(Items from a data source)
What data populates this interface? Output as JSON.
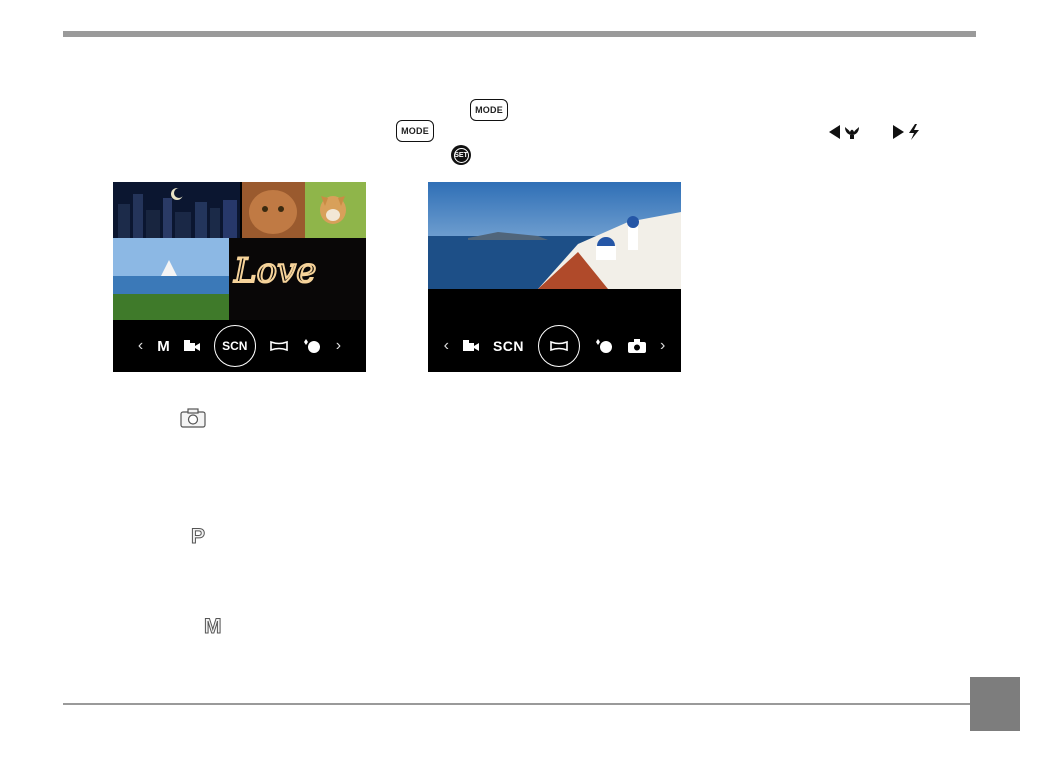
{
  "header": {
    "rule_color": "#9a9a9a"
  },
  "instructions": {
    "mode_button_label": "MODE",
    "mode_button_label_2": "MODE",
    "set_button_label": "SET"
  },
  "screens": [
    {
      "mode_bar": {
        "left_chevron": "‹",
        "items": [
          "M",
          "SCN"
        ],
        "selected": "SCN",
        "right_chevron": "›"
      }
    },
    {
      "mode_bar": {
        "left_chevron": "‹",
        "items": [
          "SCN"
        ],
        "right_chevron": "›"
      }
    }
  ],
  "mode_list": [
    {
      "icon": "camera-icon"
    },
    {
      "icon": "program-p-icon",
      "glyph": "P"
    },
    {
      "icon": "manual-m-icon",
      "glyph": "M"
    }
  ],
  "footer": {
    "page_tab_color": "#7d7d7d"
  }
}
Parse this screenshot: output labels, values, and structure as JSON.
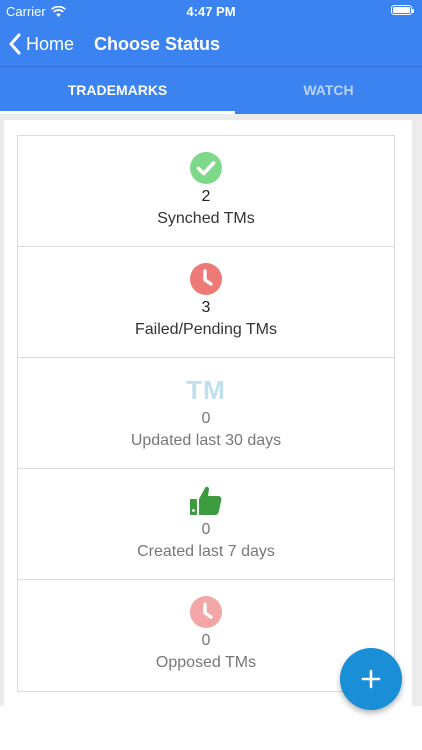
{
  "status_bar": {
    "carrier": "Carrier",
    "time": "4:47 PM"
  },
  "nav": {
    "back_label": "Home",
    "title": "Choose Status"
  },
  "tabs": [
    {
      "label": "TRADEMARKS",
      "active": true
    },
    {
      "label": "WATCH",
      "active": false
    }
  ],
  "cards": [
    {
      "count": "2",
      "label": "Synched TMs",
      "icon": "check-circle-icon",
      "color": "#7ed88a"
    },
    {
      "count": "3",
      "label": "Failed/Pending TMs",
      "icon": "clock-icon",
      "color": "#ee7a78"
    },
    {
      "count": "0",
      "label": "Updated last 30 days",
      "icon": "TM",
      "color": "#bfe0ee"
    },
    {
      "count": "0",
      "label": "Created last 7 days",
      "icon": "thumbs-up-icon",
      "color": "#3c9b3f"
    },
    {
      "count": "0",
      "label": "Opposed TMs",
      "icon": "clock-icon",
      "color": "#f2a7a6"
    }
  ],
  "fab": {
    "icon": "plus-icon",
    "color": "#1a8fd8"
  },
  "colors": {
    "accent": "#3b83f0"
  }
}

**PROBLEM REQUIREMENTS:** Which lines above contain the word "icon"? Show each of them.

**OUTPUT OF THE EXERCISE:**
      "icon": "camera-icon"
      "icon": "program-p-icon",
      "icon": "manual-m-icon",
      "icon": "check-circle-icon",
      "icon": "clock-icon",
      "icon": "TM",
      "icon": "thumbs-up-icon",
      "icon": "clock-icon",
    "icon": "plus-icon",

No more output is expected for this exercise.